Dick was also close to his siblings and looked forward to scheduled facetime and yearly family reunions. He loved their families, his 6 nieces and nephews and hearing about their lives. Dick and Susan enjoyed spending time together and never tired of each other after 29 years of marriage. They looked forward to retiring to the Puget Sound area where they would be closer to family, sunsets, beaches, kayaking, travel and more research and gardening – our love is forever.
Dick was preceded in death by his parents, Nancy and Paul Gomulkiewicz, he is survived by his sister, Mary (Nick) Dyer, brother, Bob (Andrea) Lairson-Gomulkiewicz, sister, Carol (Paul) Wooldridge, his six nieces and nephews and their spouses who all loved him dearly, his hons, Susan, three children, Sam, Sophie and Ellie and his canine buddy, Dougal.
Dick was taken from us on a high note – he had multiple trips and projects in the works, including attending one of his favorite meetings, EVO-WIBO this April, presenting at Mathematical Models of Evolutionary Rescue in Berlin, Germany this June and he was excited to spend time with his children, his extended family and was looking forward to cycling to and from work on the Bill Chipman Trail. Dick would want everyone to continue with your passions, not be discouraged and live life to the fullest.
We would like to thank the doctors, nurses and CNAs at Gritman Medical Center, Emergency Department and St. Joseph Regional Medical Center Progressive Care, Medical Surgical Unit and ICU – you make a difference in the lives of patient’s and their families everyday with outstanding care and compassion - we thank you from the bottom of our hearts.
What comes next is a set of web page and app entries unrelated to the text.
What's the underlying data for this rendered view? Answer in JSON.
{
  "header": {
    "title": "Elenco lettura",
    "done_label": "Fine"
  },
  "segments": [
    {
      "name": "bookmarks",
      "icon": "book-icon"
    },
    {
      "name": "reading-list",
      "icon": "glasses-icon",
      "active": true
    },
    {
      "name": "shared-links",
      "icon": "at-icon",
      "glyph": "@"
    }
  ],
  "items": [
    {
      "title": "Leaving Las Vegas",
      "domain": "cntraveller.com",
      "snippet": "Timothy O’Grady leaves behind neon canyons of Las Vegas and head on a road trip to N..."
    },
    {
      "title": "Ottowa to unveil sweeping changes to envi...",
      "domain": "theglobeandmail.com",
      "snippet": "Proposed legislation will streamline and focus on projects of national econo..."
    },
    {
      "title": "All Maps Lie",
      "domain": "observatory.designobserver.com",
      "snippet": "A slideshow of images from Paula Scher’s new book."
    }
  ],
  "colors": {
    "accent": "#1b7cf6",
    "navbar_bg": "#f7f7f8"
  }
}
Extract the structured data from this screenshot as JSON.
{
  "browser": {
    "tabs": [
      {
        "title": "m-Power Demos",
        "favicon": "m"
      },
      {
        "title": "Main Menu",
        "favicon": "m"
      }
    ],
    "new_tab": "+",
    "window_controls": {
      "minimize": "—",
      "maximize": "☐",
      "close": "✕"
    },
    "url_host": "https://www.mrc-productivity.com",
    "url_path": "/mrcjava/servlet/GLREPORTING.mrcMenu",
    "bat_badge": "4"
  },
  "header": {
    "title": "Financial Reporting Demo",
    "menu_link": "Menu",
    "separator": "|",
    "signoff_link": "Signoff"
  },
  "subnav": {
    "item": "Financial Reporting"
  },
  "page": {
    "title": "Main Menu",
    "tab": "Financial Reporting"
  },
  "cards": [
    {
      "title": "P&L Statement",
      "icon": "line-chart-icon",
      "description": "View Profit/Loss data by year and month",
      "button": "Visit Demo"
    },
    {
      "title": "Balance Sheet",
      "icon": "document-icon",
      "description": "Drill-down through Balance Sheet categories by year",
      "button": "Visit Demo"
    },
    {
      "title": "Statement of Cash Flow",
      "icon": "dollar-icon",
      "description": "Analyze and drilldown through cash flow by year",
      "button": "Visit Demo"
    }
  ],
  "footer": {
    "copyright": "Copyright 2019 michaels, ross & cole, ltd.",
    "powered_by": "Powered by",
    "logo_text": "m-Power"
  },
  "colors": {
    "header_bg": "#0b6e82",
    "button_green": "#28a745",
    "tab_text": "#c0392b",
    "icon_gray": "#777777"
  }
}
Dick’s Celebration of Life will be held on May 13th at 4pm at Kimbrough Concert Hall on WSU campus. Please bring your sense of humor! If you would like to make a contribution to an organization important to Dick, please consider Park’s Activity Recreation Center or Science on Ice, payable to Palouse Ice Rink, PO Box 8023, Moscow, ID 83843 in Dick’s honor.
“There are some who bring a light so great to the world that even after they have gone,
the light remains.” -unknown
You can join the service with this link;
Meeting ID: 916 6043 7015
Date & Time: May 13, 2023 04:00 PM Pacific Time (US and Canada)